New research suggests that people deficient in vitamin D might be at a greater risk of developing diabetes. But before you start sunbathing all day long and buying every vitamin D supplement in sight in hopes of warding off the disease, it's important to understand what the study actually says — and whether you're truly deficient in the vitamin.
The April 2018 study, published in the PLOS One scientific journal, looked at 903 adults with an average age of 74 who had no signs of pre-diabetes or diabetes during doctor visits from 1997 to 1999. The researchers followed those same participants until 2009, measuring their vitamin D levels along the way. Throughout the course of the study, there were 47 new cases of diabetes and 337 new cases of pre-diabetes.
Study co-author Cedric F. Garland, DrPH, said people with 25-hydroxyvitamin D levels below 30 nanograms per milliliter (ng/ml) were considered vitamin D deficient. The researchers found these folks were up to five times at greater risk of developing diabetes than people with levels above 50 ng/ml. We realize that this number might seem alarming, but it's also worth noting that there are some important caveats to keep in mind.

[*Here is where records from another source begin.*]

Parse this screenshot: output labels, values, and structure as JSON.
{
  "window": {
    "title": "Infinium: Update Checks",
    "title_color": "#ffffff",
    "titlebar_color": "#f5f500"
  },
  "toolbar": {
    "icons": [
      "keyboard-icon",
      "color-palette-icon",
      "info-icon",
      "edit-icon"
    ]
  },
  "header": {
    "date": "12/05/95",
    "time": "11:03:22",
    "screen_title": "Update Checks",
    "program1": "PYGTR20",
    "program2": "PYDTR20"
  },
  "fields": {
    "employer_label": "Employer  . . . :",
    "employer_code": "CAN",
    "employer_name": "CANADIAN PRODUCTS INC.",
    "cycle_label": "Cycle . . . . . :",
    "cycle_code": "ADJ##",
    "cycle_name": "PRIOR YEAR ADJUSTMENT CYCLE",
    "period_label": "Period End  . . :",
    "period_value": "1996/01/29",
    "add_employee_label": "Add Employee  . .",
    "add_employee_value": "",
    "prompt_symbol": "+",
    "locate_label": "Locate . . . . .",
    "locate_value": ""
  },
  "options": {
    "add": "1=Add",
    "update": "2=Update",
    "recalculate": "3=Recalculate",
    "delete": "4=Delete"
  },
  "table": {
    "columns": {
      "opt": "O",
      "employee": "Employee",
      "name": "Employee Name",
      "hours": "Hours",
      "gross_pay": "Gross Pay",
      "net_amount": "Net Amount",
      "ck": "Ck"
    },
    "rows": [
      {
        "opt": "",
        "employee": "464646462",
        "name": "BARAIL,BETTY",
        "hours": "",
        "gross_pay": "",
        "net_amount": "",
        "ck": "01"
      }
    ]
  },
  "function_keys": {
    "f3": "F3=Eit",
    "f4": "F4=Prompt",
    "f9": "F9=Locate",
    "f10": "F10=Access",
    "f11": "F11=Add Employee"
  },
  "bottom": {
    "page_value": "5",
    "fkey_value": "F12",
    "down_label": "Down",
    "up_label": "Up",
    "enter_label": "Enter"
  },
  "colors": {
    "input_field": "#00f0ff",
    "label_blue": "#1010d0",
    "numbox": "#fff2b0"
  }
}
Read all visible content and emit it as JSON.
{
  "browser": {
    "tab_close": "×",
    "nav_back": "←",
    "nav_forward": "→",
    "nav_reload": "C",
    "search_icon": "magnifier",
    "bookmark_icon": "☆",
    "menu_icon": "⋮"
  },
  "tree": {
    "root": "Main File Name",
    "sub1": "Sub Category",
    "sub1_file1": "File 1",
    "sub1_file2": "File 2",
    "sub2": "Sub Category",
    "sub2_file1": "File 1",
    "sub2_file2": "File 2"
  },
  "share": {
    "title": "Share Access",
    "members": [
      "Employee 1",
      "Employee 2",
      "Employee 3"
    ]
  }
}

First of all, the study did not prove that vitamin D deficiency alone causes diabetes. Rather, the researchers found a connection between vitamin D deficiency and a greater risk of developing diabetes over the course of time. Additionally, the very definition of vitamin D deficiency has been hotly debated among medical experts. The minimum healthy level of 30 ng/ml used in the study is 10 ng/ml above the level recommended in 2010 by the Institute of Medicine, but many groups have argued for even higher standards than the one used in the study. The researchers also admitted that more studies are needed before they can determine whether 25-hydroxyvitamin D levels might prevent type 2 diabetes or the transition from pre-diabetes to diabetes.
If you're concerned about your vitamin D levels, talk to your doctor about the best move to take. Always get your health practicioner's OK before beginning any new supplement — including vitamin D.
Next, learn about the biggest health trends that actually aren't healthy for you in the video below: